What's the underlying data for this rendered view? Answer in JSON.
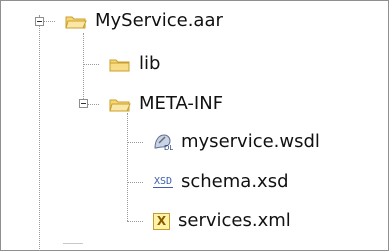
{
  "tree": {
    "nodes": [
      {
        "label": "MyService.aar",
        "icon": "folder-open-icon",
        "expanded": true
      },
      {
        "label": "lib",
        "icon": "folder-icon"
      },
      {
        "label": "META-INF",
        "icon": "folder-open-icon",
        "expanded": true
      },
      {
        "label": "myservice.wsdl",
        "icon": "wsdl-file-icon"
      },
      {
        "label": "schema.xsd",
        "icon": "xsd-file-icon"
      },
      {
        "label": "services.xml",
        "icon": "xml-file-icon"
      }
    ],
    "xsd_icon_text": "XSD",
    "xml_icon_text": "X"
  },
  "colors": {
    "folder_fill": "#f6d776",
    "folder_stroke": "#c89f2d"
  }
}
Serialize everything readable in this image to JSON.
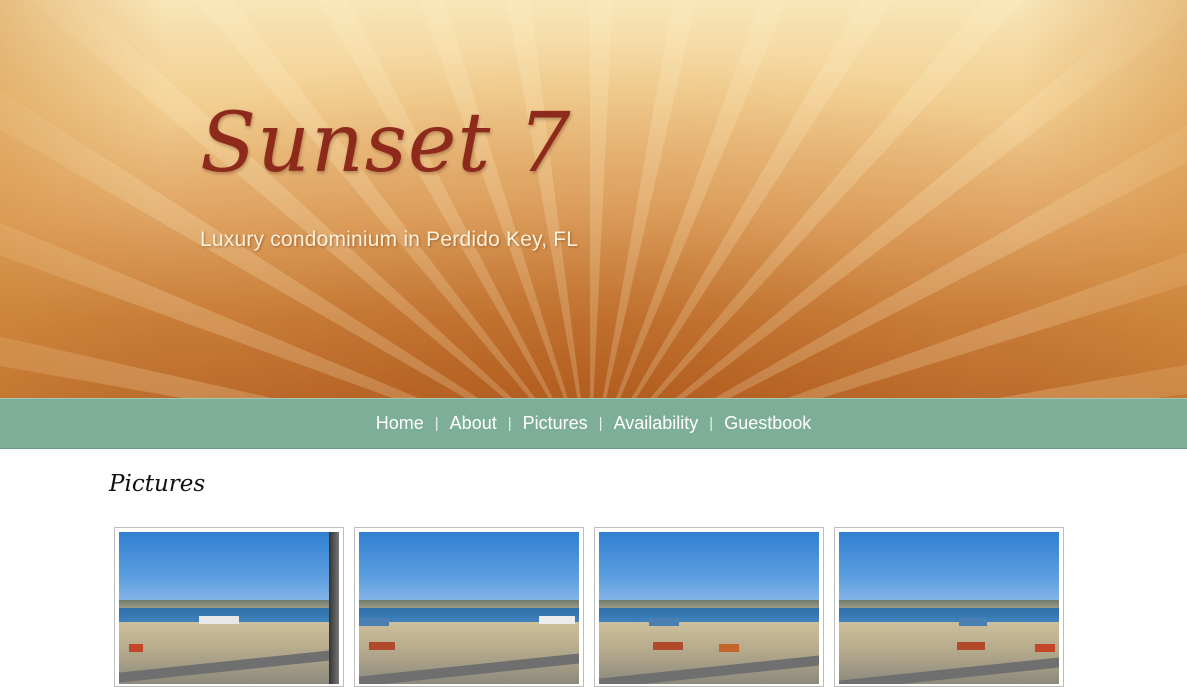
{
  "header": {
    "title": "Sunset 7",
    "tagline": "Luxury condominium in Perdido Key, FL"
  },
  "nav": {
    "items": [
      {
        "label": "Home"
      },
      {
        "label": "About"
      },
      {
        "label": "Pictures"
      },
      {
        "label": "Availability"
      },
      {
        "label": "Guestbook"
      }
    ],
    "separator": "|"
  },
  "main": {
    "title": "Pictures",
    "thumbnails": [
      {
        "alt": "view-1"
      },
      {
        "alt": "view-2"
      },
      {
        "alt": "view-3"
      },
      {
        "alt": "view-4"
      }
    ]
  },
  "colors": {
    "nav_bg": "#7dae97",
    "title_color": "#8e2a1c",
    "banner_bottom": "#b8682a"
  }
}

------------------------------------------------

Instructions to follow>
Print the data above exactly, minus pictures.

Result>
What's the underlying data for this rendered view? Answer in JSON.
{
  "tree": {
    "nodes": [
      {
        "label": "MyService.aar",
        "icon": "folder-open-icon",
        "expanded": true
      },
      {
        "label": "lib",
        "icon": "folder-icon"
      },
      {
        "label": "META-INF",
        "icon": "folder-open-icon",
        "expanded": true
      },
      {
        "label": "myservice.wsdl",
        "icon": "wsdl-file-icon"
      },
      {
        "label": "schema.xsd",
        "icon": "xsd-file-icon"
      },
      {
        "label": "services.xml",
        "icon": "xml-file-icon"
      }
    ],
    "xsd_icon_text": "XSD",
    "xml_icon_text": "X"
  },
  "colors": {
    "folder_fill": "#f6d776",
    "folder_stroke": "#c89f2d"
  }
}
Serialize everything readable in this image to JSON.
{
  "header": {
    "title": "Sunset 7",
    "tagline": "Luxury condominium in Perdido Key, FL"
  },
  "nav": {
    "items": [
      {
        "label": "Home"
      },
      {
        "label": "About"
      },
      {
        "label": "Pictures"
      },
      {
        "label": "Availability"
      },
      {
        "label": "Guestbook"
      }
    ],
    "separator": "|"
  },
  "main": {
    "title": "Pictures",
    "thumbnails": [
      {
        "alt": "view-1"
      },
      {
        "alt": "view-2"
      },
      {
        "alt": "view-3"
      },
      {
        "alt": "view-4"
      }
    ]
  },
  "colors": {
    "nav_bg": "#7dae97",
    "title_color": "#8e2a1c",
    "banner_bottom": "#b8682a"
  }
}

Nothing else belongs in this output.